U.S. Attorney Andrew Luger, in his Nov. 3 commentary “Minnesota must meet Islamophobia head-on,” made a salient point that needed to be made: That religious discrimination of any kind is intolerable and indefensible. Like Luger, I, too, met Muslims through my work, including imams, at their mosques and initiated new friendships. However, there is a distinct difference between Islamaphobia and judicious concern over radical Islam.

We need to have free discussion, frank conversation and unrestricted education regarding the Islamists who kidnap school girls, torture, rape, demolish ancient relics, recruit our young men for war, and behead Christians and even other Muslims who don’t share their belief in sharia law.

Those among the ranks of the Islamic State in Iraq and the Levant and Boko Haram are equal in their racist, malicious, violent fanaticism to the Nazis of World War II. Both groups are systematically taking a violent, bloody path toward their goal of creating a society based on sharia law, which would cover all facets of their followers’ lives. Women would be subjugated in all aspects of life; the abrogation of the Qur’an would allow for the most violent teachings to become the standard; democracies and Jews would always be enemies, and those who spoke in public or in private against their Islamic leaders would be summarily put to death in very unkind ways.
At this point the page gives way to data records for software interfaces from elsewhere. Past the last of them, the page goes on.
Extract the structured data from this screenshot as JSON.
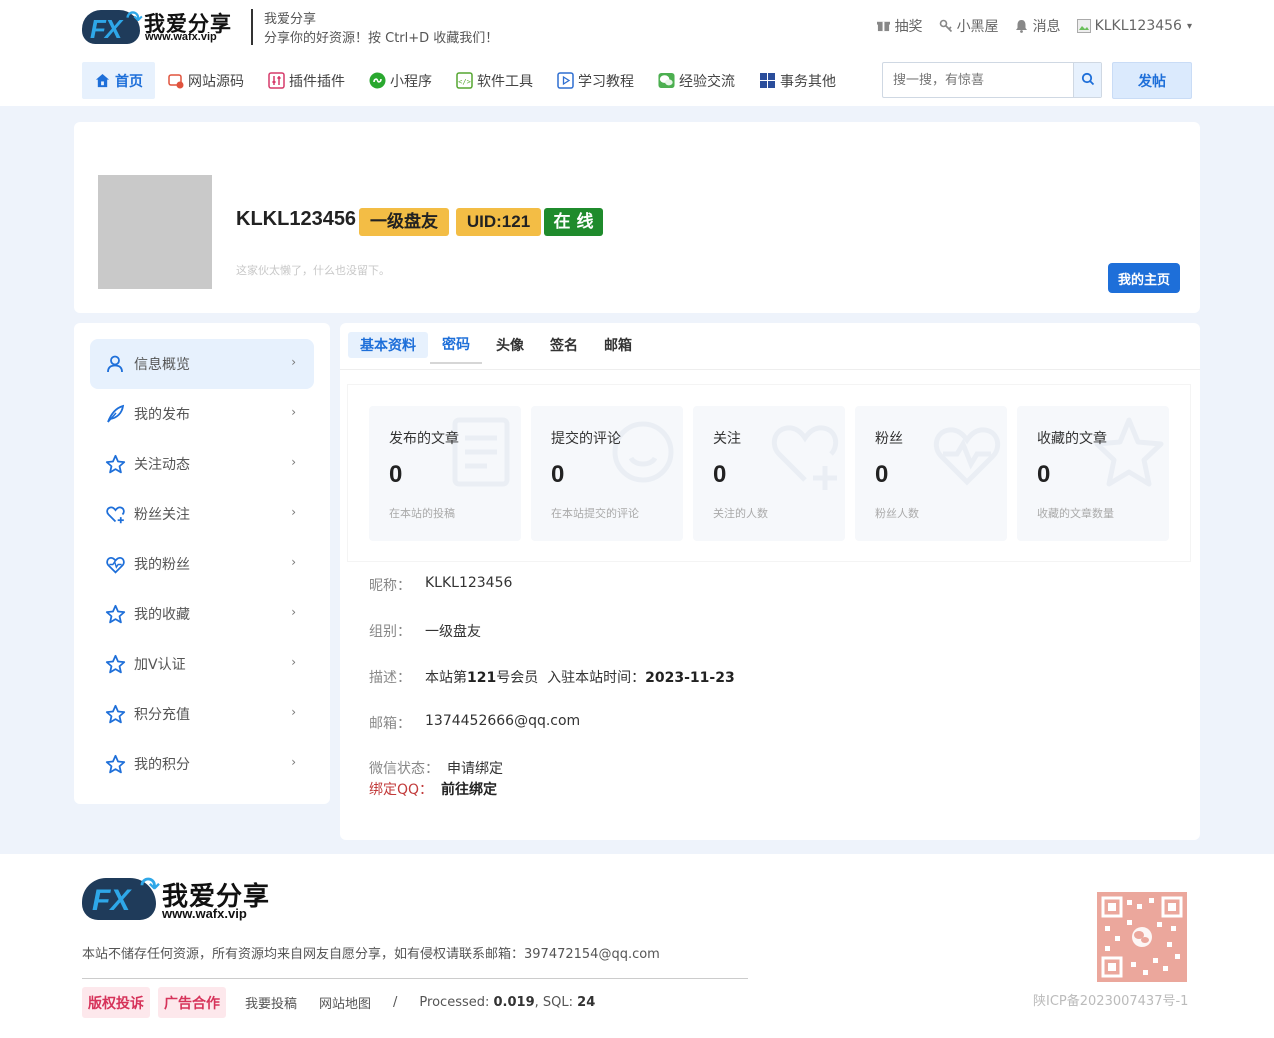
{
  "header": {
    "logo_text": "我爱分享",
    "logo_url": "www.wafx.vip",
    "site_title": "我爱分享",
    "site_slogan": "分享你的好资源！按 Ctrl+D 收藏我们！",
    "topbar": [
      {
        "label": "抽奖",
        "icon": "gift-icon"
      },
      {
        "label": "小黑屋",
        "icon": "key-icon"
      },
      {
        "label": "消息",
        "icon": "bell-icon"
      },
      {
        "label": "KLKL123456",
        "icon": "user-avatar-icon"
      }
    ],
    "nav": [
      {
        "label": "首页",
        "icon": "home-icon",
        "color": "#1e6fd9"
      },
      {
        "label": "网站源码",
        "icon": "code-window-icon",
        "color": "#e0533d"
      },
      {
        "label": "插件插件",
        "icon": "plugin-icon",
        "color": "#d63a6a"
      },
      {
        "label": "小程序",
        "icon": "mini-program-icon",
        "color": "#2aa82f"
      },
      {
        "label": "软件工具",
        "icon": "software-icon",
        "color": "#55a630"
      },
      {
        "label": "学习教程",
        "icon": "video-icon",
        "color": "#2f6fd1"
      },
      {
        "label": "经验交流",
        "icon": "wechat-icon",
        "color": "#4caf50"
      },
      {
        "label": "事务其他",
        "icon": "grid-icon",
        "color": "#2a4d9b"
      }
    ],
    "search_placeholder": "搜一搜，有惊喜",
    "post_label": "发帖"
  },
  "profile": {
    "username": "KLKL123456",
    "level": "一级盘友",
    "uid": "UID:121",
    "status": "在 线",
    "bio": "这家伙太懒了，什么也没留下。",
    "home_button": "我的主页"
  },
  "sidebar": {
    "items": [
      {
        "label": "信息概览",
        "icon": "user-icon"
      },
      {
        "label": "我的发布",
        "icon": "feather-icon"
      },
      {
        "label": "关注动态",
        "icon": "star-icon"
      },
      {
        "label": "粉丝关注",
        "icon": "heart-plus-icon"
      },
      {
        "label": "我的粉丝",
        "icon": "heart-pulse-icon"
      },
      {
        "label": "我的收藏",
        "icon": "star-icon"
      },
      {
        "label": "加V认证",
        "icon": "star-icon"
      },
      {
        "label": "积分充值",
        "icon": "star-icon"
      },
      {
        "label": "我的积分",
        "icon": "star-icon"
      }
    ],
    "chevron": "›"
  },
  "tabs": [
    "基本资料",
    "密码",
    "头像",
    "签名",
    "邮箱"
  ],
  "stats": [
    {
      "title": "发布的文章",
      "value": "0",
      "desc": "在本站的投稿",
      "icon": "document-icon"
    },
    {
      "title": "提交的评论",
      "value": "0",
      "desc": "在本站提交的评论",
      "icon": "comment-icon"
    },
    {
      "title": "关注",
      "value": "0",
      "desc": "关注的人数",
      "icon": "heart-plus-icon"
    },
    {
      "title": "粉丝",
      "value": "0",
      "desc": "粉丝人数",
      "icon": "heart-pulse-icon"
    },
    {
      "title": "收藏的文章",
      "value": "0",
      "desc": "收藏的文章数量",
      "icon": "star-icon"
    }
  ],
  "info": {
    "nickname_label": "昵称：",
    "nickname": "KLKL123456",
    "group_label": "组别：",
    "group": "一级盘友",
    "desc_label": "描述：",
    "desc_prefix": "本站第",
    "desc_num": "121",
    "desc_mid": "号会员  入驻本站时间：",
    "desc_date": "2023-11-23",
    "email_label": "邮箱：",
    "email": "1374452666@qq.com",
    "wechat_label": "微信状态：",
    "wechat_value": "申请绑定",
    "qq_label": "绑定QQ：",
    "qq_value": "前往绑定"
  },
  "footer": {
    "logo_text": "我爱分享",
    "logo_url": "www.wafx.vip",
    "notice": "本站不储存任何资源，所有资源均来自网友自愿分享，如有侵权请联系邮箱：397472154@qq.com",
    "tag1": "版权投诉",
    "tag2": "广告合作",
    "link1": "我要投稿",
    "link2": "网站地图",
    "sep": "/",
    "processed_label": "Processed:",
    "processed_value": "0.019",
    "sql_label": ", SQL:",
    "sql_value": "24",
    "icp": "陕ICP备2023007437号-1"
  },
  "colors": {
    "accent": "#1e6fd9",
    "badge": "#f3bd45",
    "online": "#1f8b2c",
    "page_bg": "#eef3fb"
  }
}
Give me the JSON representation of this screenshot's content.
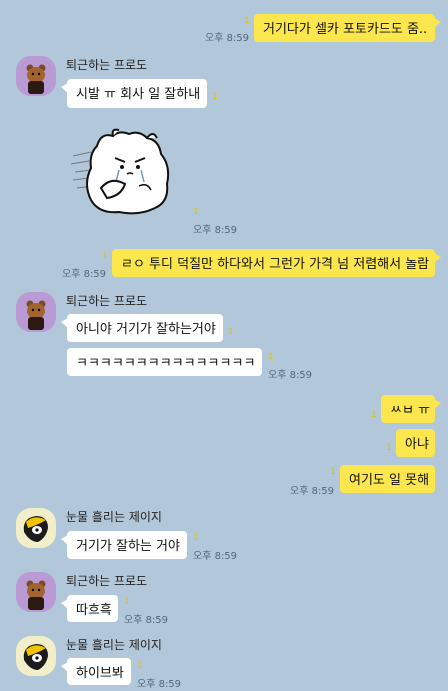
{
  "messages": {
    "m1": {
      "text": "거기다가 셀카 포토카드도 줌..",
      "time": "오후 8:59",
      "unread": "1"
    },
    "m2": {
      "sender": "퇴근하는 프로도",
      "text": "시발 ㅠ 회사 일 잘하내",
      "unread": "1"
    },
    "m3": {
      "time": "오후 8:59",
      "unread": "1"
    },
    "m4": {
      "text": "ㄹㅇ 투디 덕질만 하다와서 그런가 가격 넘 저렴해서 놀람",
      "time": "오후 8:59",
      "unread": "1"
    },
    "m5": {
      "sender": "퇴근하는 프로도",
      "text": "아니야 거기가 잘하는거야",
      "unread": "1"
    },
    "m6": {
      "text": "ㅋㅋㅋㅋㅋㅋㅋㅋㅋㅋㅋㅋㅋㅋㅋ",
      "time": "오후 8:59",
      "unread": "1"
    },
    "m7": {
      "text": "ㅆㅂ ㅠ",
      "unread": "1"
    },
    "m8": {
      "text": "아냐",
      "unread": "1"
    },
    "m9": {
      "text": "여기도 일 못해",
      "time": "오후 8:59",
      "unread": "1"
    },
    "m10": {
      "sender": "눈물 흘리는 제이지",
      "text": "거기가 잘하는 거야",
      "time": "오후 8:59",
      "unread": "1"
    },
    "m11": {
      "sender": "퇴근하는 프로도",
      "text": "따흐흑",
      "time": "오후 8:59",
      "unread": "1"
    },
    "m12": {
      "sender": "눈물 흘리는 제이지",
      "text": "하이브봐",
      "time": "오후 8:59",
      "unread": "1"
    }
  },
  "icons": {
    "frodo_avatar": "frodo-avatar-icon",
    "jayg_avatar": "jay-g-avatar-icon",
    "sticker": "crying-bear-sticker"
  },
  "colors": {
    "background": "#b2c7d9",
    "my_bubble": "#fbe64d",
    "their_bubble": "#ffffff",
    "unread": "#e5c100"
  }
}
Public lashing, stoning and beheading would be common, and education would be reserved for boys. As we have seen in Iraq, any art that does not glorify Allah or his prophet would be seen as idolatry and would be reduced to ashes or rubble depending on its medium. The list goes on, and the list is frightening. While we don’t need to fear Islamic extremism, we do need to heed its message of hatred, call it by its real name and steel our country firmly against its gaining any foothold on American soil.

The First Amendment protects both freedom of speech and freedom of religion. It’s important to name radical Islam for what it is and differentiate it from the Muslim faith. Both our country’s leaders and citizens need to speak with confidence and conviction against radical Islam without fear of being labeled religious bigots. The idea of our country being attacked by radical Islamists and our citizens being afraid to name them out of some distorted sense of political correctness is both ridiculous and pathetic.

Richard Greelis, Bloomington